(Records from a data source)
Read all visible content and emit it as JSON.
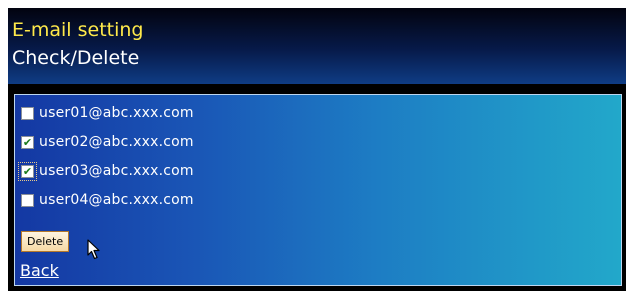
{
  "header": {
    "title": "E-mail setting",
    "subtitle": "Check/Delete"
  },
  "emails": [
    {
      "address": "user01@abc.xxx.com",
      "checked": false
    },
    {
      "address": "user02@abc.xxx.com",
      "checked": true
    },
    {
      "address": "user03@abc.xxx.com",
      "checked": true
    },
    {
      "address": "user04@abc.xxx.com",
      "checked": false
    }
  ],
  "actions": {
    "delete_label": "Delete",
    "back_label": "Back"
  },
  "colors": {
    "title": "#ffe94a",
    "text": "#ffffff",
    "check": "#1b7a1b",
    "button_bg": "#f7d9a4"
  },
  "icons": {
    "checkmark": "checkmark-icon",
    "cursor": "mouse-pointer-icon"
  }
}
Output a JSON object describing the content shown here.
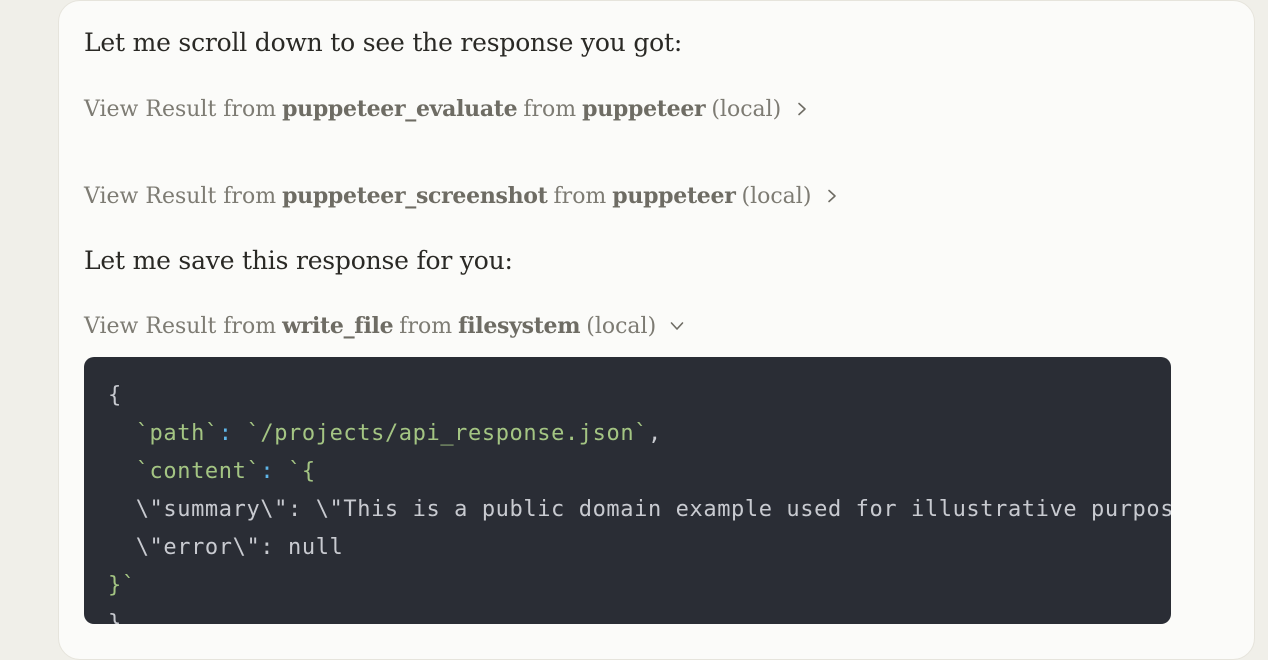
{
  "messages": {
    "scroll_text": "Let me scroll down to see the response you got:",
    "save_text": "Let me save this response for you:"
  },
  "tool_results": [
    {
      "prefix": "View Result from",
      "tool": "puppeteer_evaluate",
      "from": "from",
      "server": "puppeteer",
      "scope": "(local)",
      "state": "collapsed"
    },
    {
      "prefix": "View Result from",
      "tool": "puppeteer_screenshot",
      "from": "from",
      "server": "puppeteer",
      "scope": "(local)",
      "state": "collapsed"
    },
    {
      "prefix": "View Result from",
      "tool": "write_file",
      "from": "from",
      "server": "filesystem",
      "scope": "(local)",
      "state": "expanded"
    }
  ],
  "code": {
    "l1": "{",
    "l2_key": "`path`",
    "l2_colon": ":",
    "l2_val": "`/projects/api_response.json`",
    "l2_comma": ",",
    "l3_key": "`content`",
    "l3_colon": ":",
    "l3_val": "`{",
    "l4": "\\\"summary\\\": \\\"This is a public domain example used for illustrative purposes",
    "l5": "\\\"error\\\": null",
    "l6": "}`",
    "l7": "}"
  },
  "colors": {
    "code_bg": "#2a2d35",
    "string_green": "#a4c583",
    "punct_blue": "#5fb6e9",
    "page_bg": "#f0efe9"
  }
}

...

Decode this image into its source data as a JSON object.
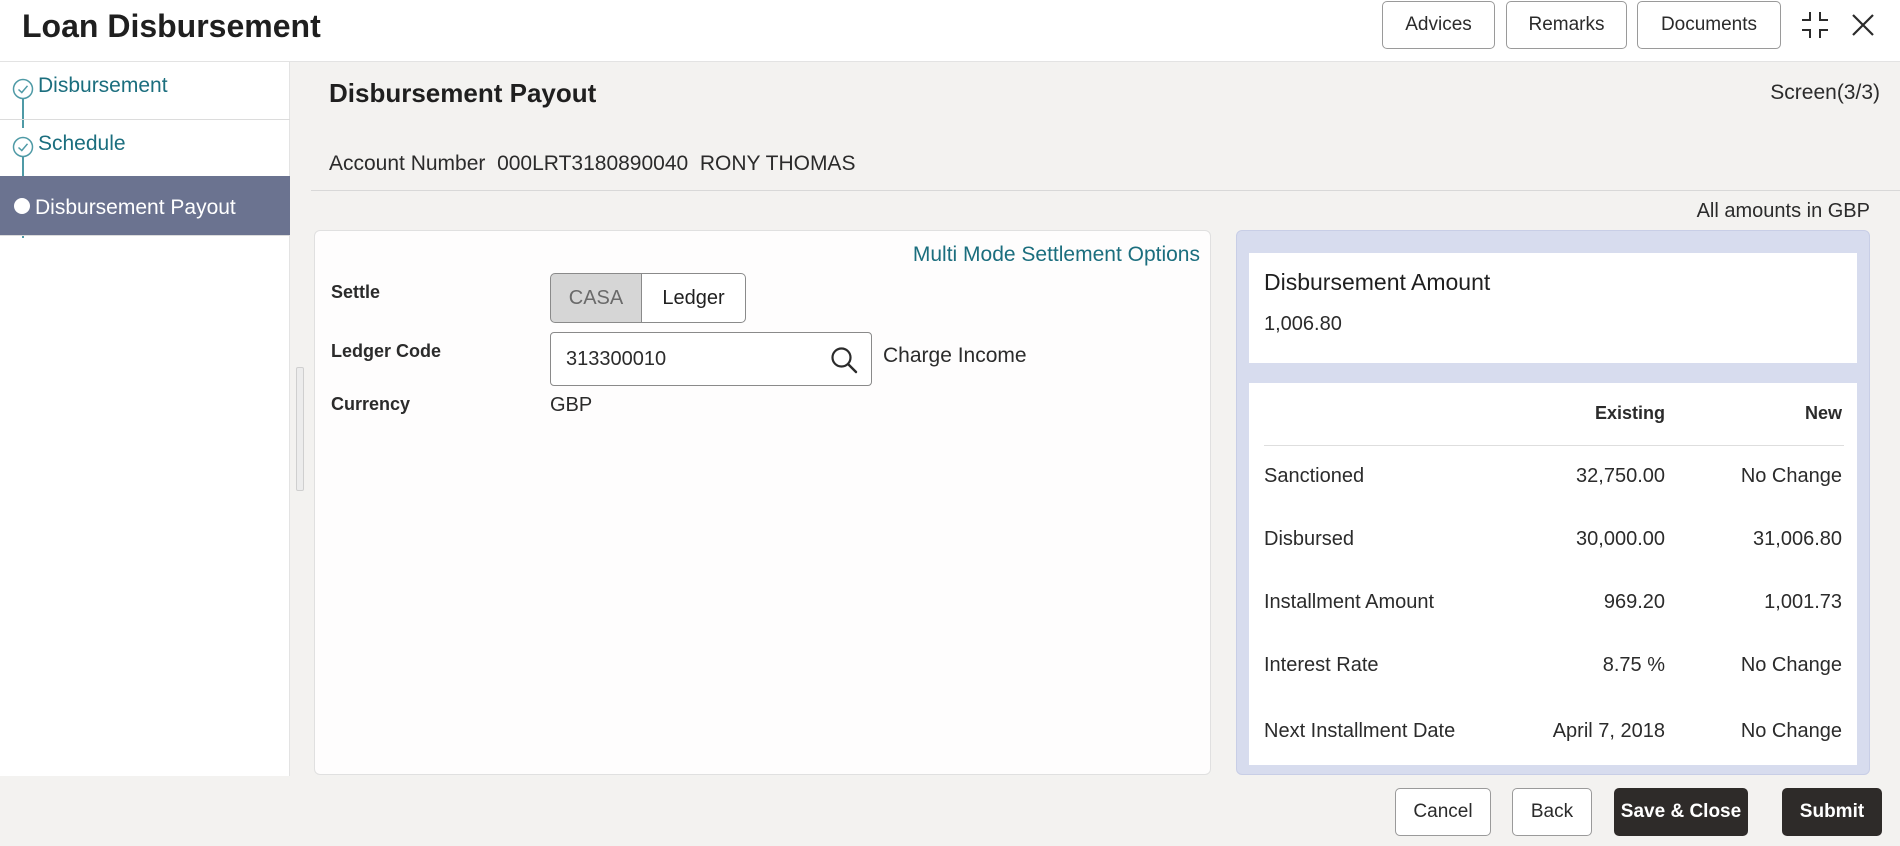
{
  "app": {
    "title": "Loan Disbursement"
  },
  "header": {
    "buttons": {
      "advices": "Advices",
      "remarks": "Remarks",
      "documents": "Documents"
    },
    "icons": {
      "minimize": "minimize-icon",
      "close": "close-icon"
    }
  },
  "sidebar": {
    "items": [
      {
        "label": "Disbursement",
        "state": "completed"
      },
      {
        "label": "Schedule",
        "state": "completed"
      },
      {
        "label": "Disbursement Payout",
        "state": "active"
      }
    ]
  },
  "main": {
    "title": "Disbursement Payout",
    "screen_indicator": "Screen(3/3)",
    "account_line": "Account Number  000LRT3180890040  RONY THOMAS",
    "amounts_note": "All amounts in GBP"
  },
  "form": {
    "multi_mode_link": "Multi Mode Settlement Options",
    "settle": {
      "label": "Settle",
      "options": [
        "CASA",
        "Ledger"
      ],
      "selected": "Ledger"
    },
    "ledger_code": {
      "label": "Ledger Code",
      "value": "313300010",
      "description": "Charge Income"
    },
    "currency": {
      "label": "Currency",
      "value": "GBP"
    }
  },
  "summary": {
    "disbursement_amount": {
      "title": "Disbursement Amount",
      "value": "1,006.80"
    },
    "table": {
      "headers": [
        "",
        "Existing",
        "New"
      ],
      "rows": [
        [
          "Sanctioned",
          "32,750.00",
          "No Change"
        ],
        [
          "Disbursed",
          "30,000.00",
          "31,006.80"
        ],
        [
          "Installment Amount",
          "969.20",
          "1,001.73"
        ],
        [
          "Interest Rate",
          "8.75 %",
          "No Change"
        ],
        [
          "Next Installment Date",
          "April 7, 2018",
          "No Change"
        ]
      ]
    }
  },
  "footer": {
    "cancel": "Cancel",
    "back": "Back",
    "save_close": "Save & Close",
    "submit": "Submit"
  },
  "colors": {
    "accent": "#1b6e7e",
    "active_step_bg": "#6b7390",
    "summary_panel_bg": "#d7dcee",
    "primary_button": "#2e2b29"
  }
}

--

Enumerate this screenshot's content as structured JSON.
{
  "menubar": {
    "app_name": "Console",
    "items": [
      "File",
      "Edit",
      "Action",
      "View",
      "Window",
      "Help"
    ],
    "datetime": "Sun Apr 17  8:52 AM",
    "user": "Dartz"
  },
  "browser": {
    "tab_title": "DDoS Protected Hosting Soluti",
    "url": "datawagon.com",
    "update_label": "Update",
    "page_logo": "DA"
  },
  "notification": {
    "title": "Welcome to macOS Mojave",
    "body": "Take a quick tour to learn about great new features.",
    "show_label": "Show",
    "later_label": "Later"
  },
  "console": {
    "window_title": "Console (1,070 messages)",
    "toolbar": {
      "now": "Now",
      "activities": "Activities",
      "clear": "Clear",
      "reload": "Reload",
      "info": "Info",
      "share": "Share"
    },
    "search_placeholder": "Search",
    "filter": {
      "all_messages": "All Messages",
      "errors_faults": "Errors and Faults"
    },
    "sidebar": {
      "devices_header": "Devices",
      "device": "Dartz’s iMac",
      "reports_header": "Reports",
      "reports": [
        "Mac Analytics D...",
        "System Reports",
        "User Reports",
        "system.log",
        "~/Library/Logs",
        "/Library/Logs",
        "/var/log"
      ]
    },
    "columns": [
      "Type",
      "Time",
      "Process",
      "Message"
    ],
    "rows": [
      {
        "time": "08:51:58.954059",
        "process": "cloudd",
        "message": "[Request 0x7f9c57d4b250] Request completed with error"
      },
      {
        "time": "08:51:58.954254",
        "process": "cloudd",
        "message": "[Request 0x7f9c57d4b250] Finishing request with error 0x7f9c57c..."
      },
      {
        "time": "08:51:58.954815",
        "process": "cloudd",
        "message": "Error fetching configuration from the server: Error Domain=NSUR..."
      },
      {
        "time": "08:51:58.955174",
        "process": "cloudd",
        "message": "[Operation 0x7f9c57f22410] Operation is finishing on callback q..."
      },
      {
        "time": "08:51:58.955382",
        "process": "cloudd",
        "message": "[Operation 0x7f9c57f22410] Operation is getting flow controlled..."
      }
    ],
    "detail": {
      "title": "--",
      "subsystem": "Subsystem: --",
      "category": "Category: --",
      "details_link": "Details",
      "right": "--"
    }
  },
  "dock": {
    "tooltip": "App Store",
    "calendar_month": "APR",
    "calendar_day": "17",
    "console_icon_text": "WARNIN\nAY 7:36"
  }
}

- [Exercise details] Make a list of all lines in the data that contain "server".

- [Your solution]
      "server": "puppeteer",
      "server": "puppeteer",
      "server": "filesystem",
        "message": "Error fetching configuration from the server: Error Domain=NSUR..."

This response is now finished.